**ASSIGNMENT:**
Each entry in the block below needs to be copied out exactly.

**THE RECORDS:**

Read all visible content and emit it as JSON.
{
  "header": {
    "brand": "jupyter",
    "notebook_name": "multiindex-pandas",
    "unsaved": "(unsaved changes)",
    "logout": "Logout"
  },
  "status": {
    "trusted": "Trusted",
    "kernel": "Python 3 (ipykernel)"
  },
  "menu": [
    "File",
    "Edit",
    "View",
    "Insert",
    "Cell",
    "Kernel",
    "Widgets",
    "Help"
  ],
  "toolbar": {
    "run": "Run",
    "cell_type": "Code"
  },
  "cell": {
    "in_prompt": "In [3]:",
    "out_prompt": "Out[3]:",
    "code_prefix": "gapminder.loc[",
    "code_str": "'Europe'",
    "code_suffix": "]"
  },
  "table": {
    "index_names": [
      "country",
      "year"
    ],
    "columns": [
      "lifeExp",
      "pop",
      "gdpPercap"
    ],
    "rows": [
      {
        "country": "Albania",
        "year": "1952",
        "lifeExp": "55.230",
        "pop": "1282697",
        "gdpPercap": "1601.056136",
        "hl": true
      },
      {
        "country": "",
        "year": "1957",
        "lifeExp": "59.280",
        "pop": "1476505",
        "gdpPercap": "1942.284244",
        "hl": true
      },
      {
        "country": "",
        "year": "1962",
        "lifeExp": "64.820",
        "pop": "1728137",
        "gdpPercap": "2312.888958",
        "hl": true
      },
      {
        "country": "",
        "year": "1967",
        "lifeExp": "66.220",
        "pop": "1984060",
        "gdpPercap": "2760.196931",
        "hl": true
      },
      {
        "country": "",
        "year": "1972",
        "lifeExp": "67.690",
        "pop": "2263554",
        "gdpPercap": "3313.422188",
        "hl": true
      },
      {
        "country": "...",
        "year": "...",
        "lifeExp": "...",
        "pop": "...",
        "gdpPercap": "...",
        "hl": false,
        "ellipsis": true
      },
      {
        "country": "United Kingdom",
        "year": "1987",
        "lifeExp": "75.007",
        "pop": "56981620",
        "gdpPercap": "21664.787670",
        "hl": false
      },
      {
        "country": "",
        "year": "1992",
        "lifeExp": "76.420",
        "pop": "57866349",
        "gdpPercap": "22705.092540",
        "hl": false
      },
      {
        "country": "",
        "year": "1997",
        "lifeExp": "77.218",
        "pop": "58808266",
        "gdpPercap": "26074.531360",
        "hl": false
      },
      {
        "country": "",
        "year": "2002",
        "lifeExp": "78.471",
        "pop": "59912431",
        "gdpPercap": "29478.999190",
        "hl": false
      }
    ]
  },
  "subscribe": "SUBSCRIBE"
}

**RESPONSE:**
Read all visible content and emit it as JSON.
{
  "header": {
    "brand": "jupyter",
    "notebook_name": "multiindex-pandas",
    "unsaved": "(unsaved changes)",
    "logout": "Logout"
  },
  "status": {
    "trusted": "Trusted",
    "kernel": "Python 3 (ipykernel)"
  },
  "menu": [
    "File",
    "Edit",
    "View",
    "Insert",
    "Cell",
    "Kernel",
    "Widgets",
    "Help"
  ],
  "toolbar": {
    "run": "Run",
    "cell_type": "Code"
  },
  "cell": {
    "in_prompt": "In [3]:",
    "out_prompt": "Out[3]:",
    "code_prefix": "gapminder.loc[",
    "code_str": "'Europe'",
    "code_suffix": "]"
  },
  "table": {
    "index_names": [
      "country",
      "year"
    ],
    "columns": [
      "lifeExp",
      "pop",
      "gdpPercap"
    ],
    "rows": [
      {
        "country": "Albania",
        "year": "1952",
        "lifeExp": "55.230",
        "pop": "1282697",
        "gdpPercap": "1601.056136",
        "hl": true
      },
      {
        "country": "",
        "year": "1957",
        "lifeExp": "59.280",
        "pop": "1476505",
        "gdpPercap": "1942.284244",
        "hl": true
      },
      {
        "country": "",
        "year": "1962",
        "lifeExp": "64.820",
        "pop": "1728137",
        "gdpPercap": "2312.888958",
        "hl": true
      },
      {
        "country": "",
        "year": "1967",
        "lifeExp": "66.220",
        "pop": "1984060",
        "gdpPercap": "2760.196931",
        "hl": true
      },
      {
        "country": "",
        "year": "1972",
        "lifeExp": "67.690",
        "pop": "2263554",
        "gdpPercap": "3313.422188",
        "hl": true
      },
      {
        "country": "...",
        "year": "...",
        "lifeExp": "...",
        "pop": "...",
        "gdpPercap": "...",
        "hl": false,
        "ellipsis": true
      },
      {
        "country": "United Kingdom",
        "year": "1987",
        "lifeExp": "75.007",
        "pop": "56981620",
        "gdpPercap": "21664.787670",
        "hl": false
      },
      {
        "country": "",
        "year": "1992",
        "lifeExp": "76.420",
        "pop": "57866349",
        "gdpPercap": "22705.092540",
        "hl": false
      },
      {
        "country": "",
        "year": "1997",
        "lifeExp": "77.218",
        "pop": "58808266",
        "gdpPercap": "26074.531360",
        "hl": false
      },
      {
        "country": "",
        "year": "2002",
        "lifeExp": "78.471",
        "pop": "59912431",
        "gdpPercap": "29478.999190",
        "hl": false
      }
    ]
  },
  "subscribe": "SUBSCRIBE"
}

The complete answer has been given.